We all know how to buy Mom a gift and a card to celebrate Mother’s Day. But what do we do when we lose our mom, and face Mother’s Day without the one who gave us life? My Mom passed away six years ago and every Mother’s Day week since I spend time searching for the gifts of her life—the values that made me who I am today. I discovered that the values of my Mom can be found in three places:
1. My mother’s words. I thought back to her voice, the words I heard more than once or twice: “Always look on the bright side,” the gift of optimism. She used to say, “Count your blessings,” teaching me the value of gratitude. And she constantly said, “Always do your best,” teaching me the value of quality. I found quiet places today and listened to my mom's voice and tried to find the value represented by her words.

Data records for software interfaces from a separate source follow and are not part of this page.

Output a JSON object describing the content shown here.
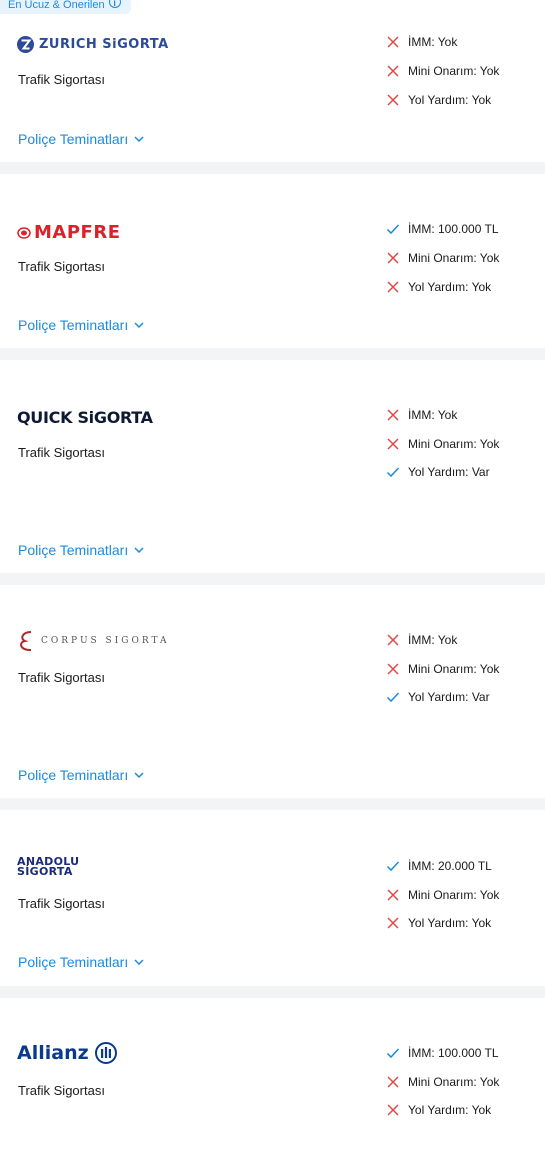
{
  "badge": {
    "label": "En Ucuz & Önerilen",
    "icon": "info-icon"
  },
  "colors": {
    "accent": "#1b8be0",
    "cross": "#e04848",
    "check": "#1b8be0",
    "separator": "#f2f4f5"
  },
  "offers": [
    {
      "company": "ZURICH SiGORTA",
      "product": "Trafik Sigortası",
      "link": "Poliçe Teminatları",
      "coverages": [
        {
          "label": "İMM: Yok",
          "status": "cross"
        },
        {
          "label": "Mini Onarım: Yok",
          "status": "cross"
        },
        {
          "label": "Yol Yardım: Yok",
          "status": "cross"
        }
      ]
    },
    {
      "company": "MAPFRE",
      "product": "Trafik Sigortası",
      "link": "Poliçe Teminatları",
      "coverages": [
        {
          "label": "İMM: 100.000 TL",
          "status": "check"
        },
        {
          "label": "Mini Onarım: Yok",
          "status": "cross"
        },
        {
          "label": "Yol Yardım: Yok",
          "status": "cross"
        }
      ]
    },
    {
      "company": "QUICK SiGORTA",
      "product": "Trafik Sigortası",
      "link": "Poliçe Teminatları",
      "coverages": [
        {
          "label": "İMM: Yok",
          "status": "cross"
        },
        {
          "label": "Mini Onarım: Yok",
          "status": "cross"
        },
        {
          "label": "Yol Yardım: Var",
          "status": "check"
        }
      ]
    },
    {
      "company": "CORPUS SIGORTA",
      "product": "Trafik Sigortası",
      "link": "Poliçe Teminatları",
      "coverages": [
        {
          "label": "İMM: Yok",
          "status": "cross"
        },
        {
          "label": "Mini Onarım: Yok",
          "status": "cross"
        },
        {
          "label": "Yol Yardım: Var",
          "status": "check"
        }
      ]
    },
    {
      "company": "ANADOLU SİGORTA",
      "product": "Trafik Sigortası",
      "link": "Poliçe Teminatları",
      "coverages": [
        {
          "label": "İMM: 20.000 TL",
          "status": "check"
        },
        {
          "label": "Mini Onarım: Yok",
          "status": "cross"
        },
        {
          "label": "Yol Yardım: Yok",
          "status": "cross"
        }
      ]
    },
    {
      "company": "Allianz",
      "product": "Trafik Sigortası",
      "link": "",
      "coverages": [
        {
          "label": "İMM: 100.000 TL",
          "status": "check"
        },
        {
          "label": "Mini Onarım: Yok",
          "status": "cross"
        },
        {
          "label": "Yol Yardım: Yok",
          "status": "cross"
        }
      ]
    }
  ]
}
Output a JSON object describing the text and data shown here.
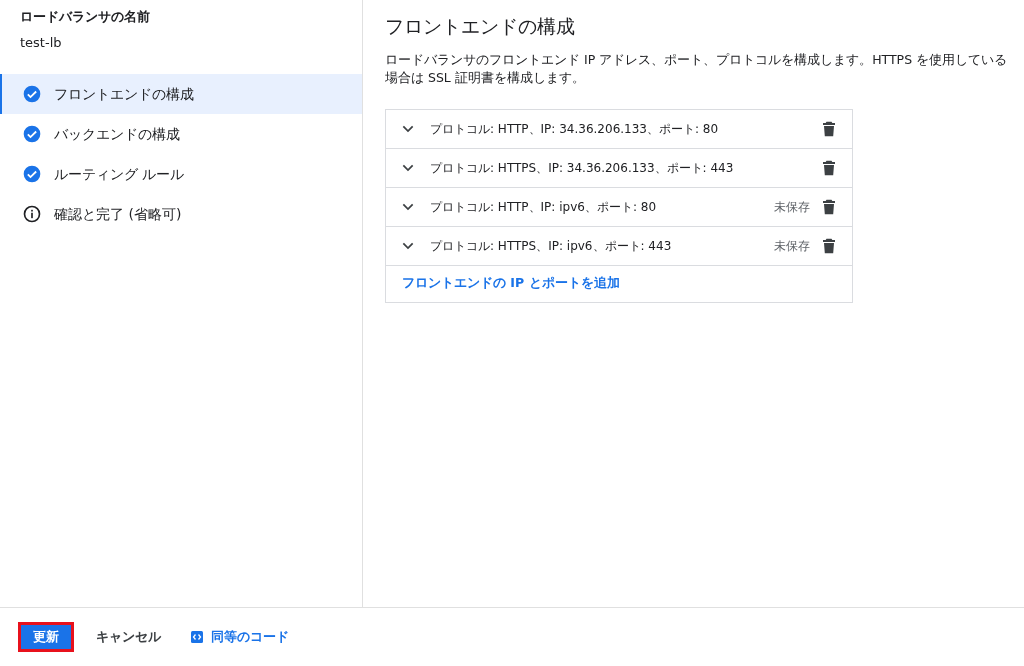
{
  "sidebar": {
    "name_label": "ロードバランサの名前",
    "name_value": "test-lb",
    "steps": [
      {
        "label": "フロントエンドの構成",
        "kind": "done",
        "selected": true
      },
      {
        "label": "バックエンドの構成",
        "kind": "done",
        "selected": false
      },
      {
        "label": "ルーティング ルール",
        "kind": "done",
        "selected": false
      },
      {
        "label": "確認と完了 (省略可)",
        "kind": "info",
        "selected": false
      }
    ]
  },
  "main": {
    "title": "フロントエンドの構成",
    "description": "ロードバランサのフロントエンド IP アドレス、ポート、プロトコルを構成します。HTTPS を使用している場合は SSL 証明書を構成します。",
    "frontends": [
      {
        "text": "プロトコル: HTTP、IP: 34.36.206.133、ポート: 80"
      },
      {
        "text": "プロトコル: HTTPS、IP: 34.36.206.133、ポート: 443"
      },
      {
        "text": "プロトコル: HTTP、IP: ipv6、ポート: 80",
        "status": "未保存"
      },
      {
        "text": "プロトコル: HTTPS、IP: ipv6、ポート: 443",
        "status": "未保存"
      }
    ],
    "add_link": "フロントエンドの IP とポートを追加"
  },
  "footer": {
    "update_button": {
      "label": "更新",
      "highlighted": true
    },
    "cancel_button": "キャンセル",
    "code_link": "同等のコード"
  }
}
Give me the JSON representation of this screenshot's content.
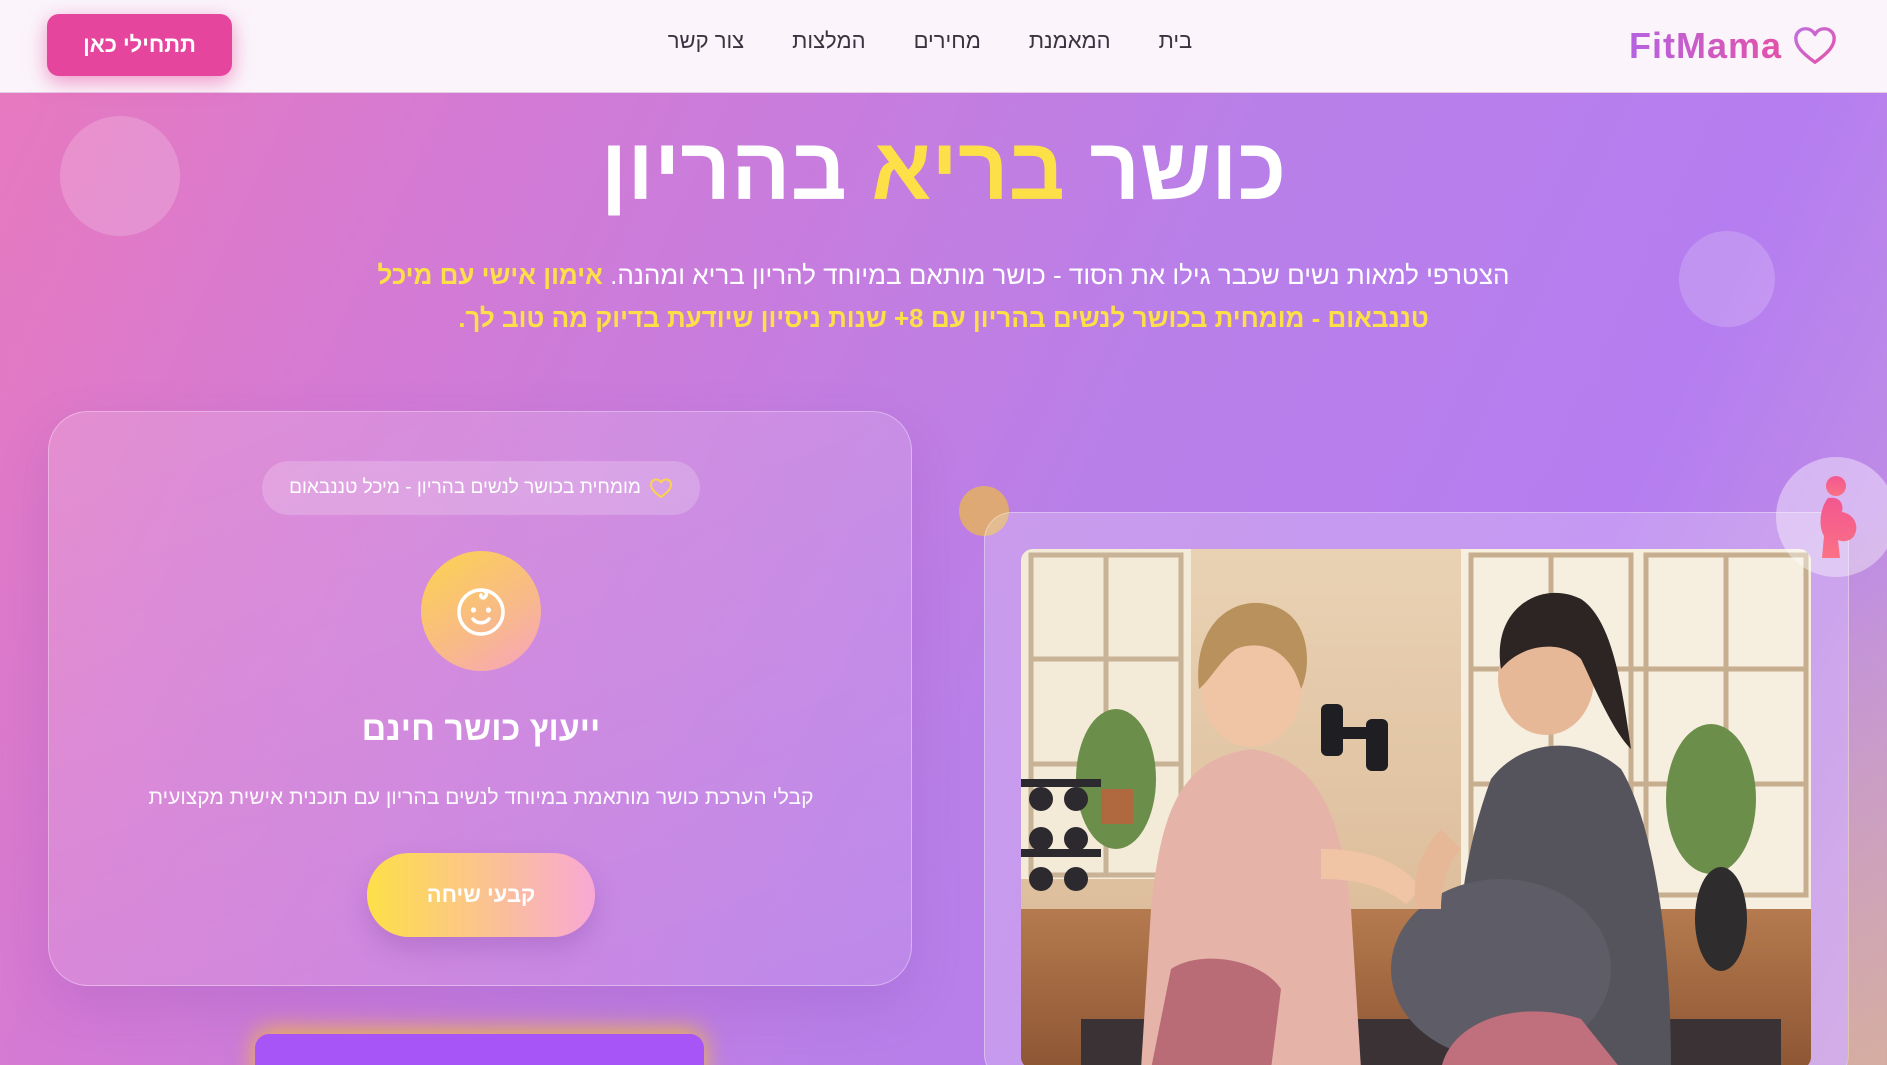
{
  "nav": {
    "brand": "FitMama",
    "links": [
      "בית",
      "המאמנת",
      "מחירים",
      "המלצות",
      "צור קשר"
    ],
    "cta": "תתחילי כאן"
  },
  "hero": {
    "title_part1": "כושר",
    "title_highlight": "בריא",
    "title_part2": "בהריון",
    "subtitle_plain": "הצטרפי למאות נשים שכבר גילו את הסוד - כושר מותאם במיוחד להריון בריא ומהנה.",
    "subtitle_highlight": "אימון אישי עם מיכל טננבאום - מומחית בכושר לנשים בהריון עם 8+ שנות ניסיון שיודעת בדיוק מה טוב לך."
  },
  "card": {
    "badge": "מומחית בכושר לנשים בהריון - מיכל טננבאום",
    "title": "ייעוץ כושר חינם",
    "description": "קבלי הערכת כושר מותאמת במיוחד לנשים בהריון עם תוכנית אישית מקצועית",
    "button": "קבעי שיחה"
  },
  "icons": {
    "brand": "heart-icon",
    "badge": "heart-outline-icon",
    "card": "baby-face-icon",
    "floating": "pregnant-woman-icon"
  },
  "colors": {
    "accent_pink": "#e5459c",
    "highlight_yellow": "#fde047",
    "purple": "#a855f7"
  }
}
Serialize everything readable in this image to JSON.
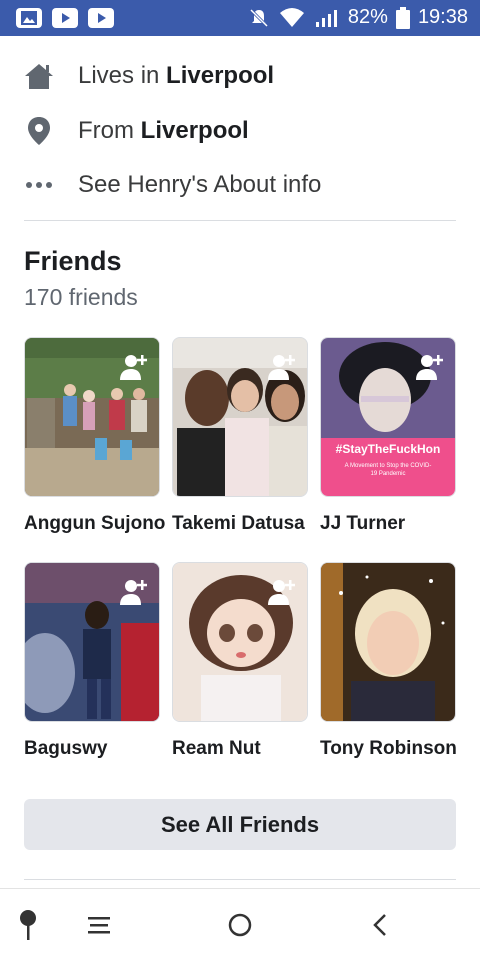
{
  "status_bar": {
    "icons": [
      "image-app-icon",
      "youtube-app-icon",
      "youtube-app-icon"
    ],
    "battery": "82%",
    "time": "19:38"
  },
  "about": {
    "lives_prefix": "Lives in ",
    "lives_city": "Liverpool",
    "from_prefix": "From ",
    "from_city": "Liverpool",
    "see_about": "See Henry's About info"
  },
  "friends": {
    "title": "Friends",
    "count": "170 friends",
    "items": [
      {
        "name": "Anggun Sujono"
      },
      {
        "name": "Takemi Datusa"
      },
      {
        "name": "JJ Turner"
      },
      {
        "name": "Baguswy"
      },
      {
        "name": "Ream Nut"
      },
      {
        "name": "Tony Robinson"
      }
    ],
    "jj_banner_text": "#StayTheFuckHon",
    "jj_banner_sub": "A Movement to Stop the COVID-19 Pandemic",
    "see_all": "See All Friends"
  },
  "colors": {
    "status_bar": "#3b5bab",
    "button_bg": "#e4e6eb"
  }
}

2. My mother’s actions. I remember all the things she did to provide care for me. She found other uses for items before throwing them out (like plastic eating utensils), teaching me resourcefulness and creativity. She always made me my favorite comfort food (french toast filled with peanut butter), teaching me the value of caring for others. And she let go of what I did as a college student (years of rebellion :)), hugging me through it all, teaching me forgiveness. Today I remembered all of the things she did with her hands to make life really nice for me.
3. My mother’s unique possessions—like her doll collection. The third place for finding the gifts from my mom required looking at things that embarrassed me as a kid, but I looked at them a bit differently today, and now view them as gifts. My mom collected dolls, even had a room just for her dolls. She was trying to make her life a little brighter, more cheerful. Yuck - dolls! Whew! And my mom loved telling and writing stories. In high school, she taught me how to write, and my English teacher told me not to follow her grammar rules. I remember being so embarrassed, and not letting her read my work anymore. I followed suit though, and tried to teach my daughter 4th grade math, and her math teacher called me to meet with her one afternoon and told me not to teach Jennifer math anymore. HA! I learned that from my mom! Jennifer was quite embarrassed! By the way, my daughter is a much better writer than I am, and is so much better at math, which isn't that difficult.
While I can't buy a Mother’s Day gift or card this year, I can still give mom the thanks she deserves by claiming the gifts of her life—and live those strong values that will help me to survive Mother’s Day without my Mom.
I send these words, with love, to all who have lost someone special…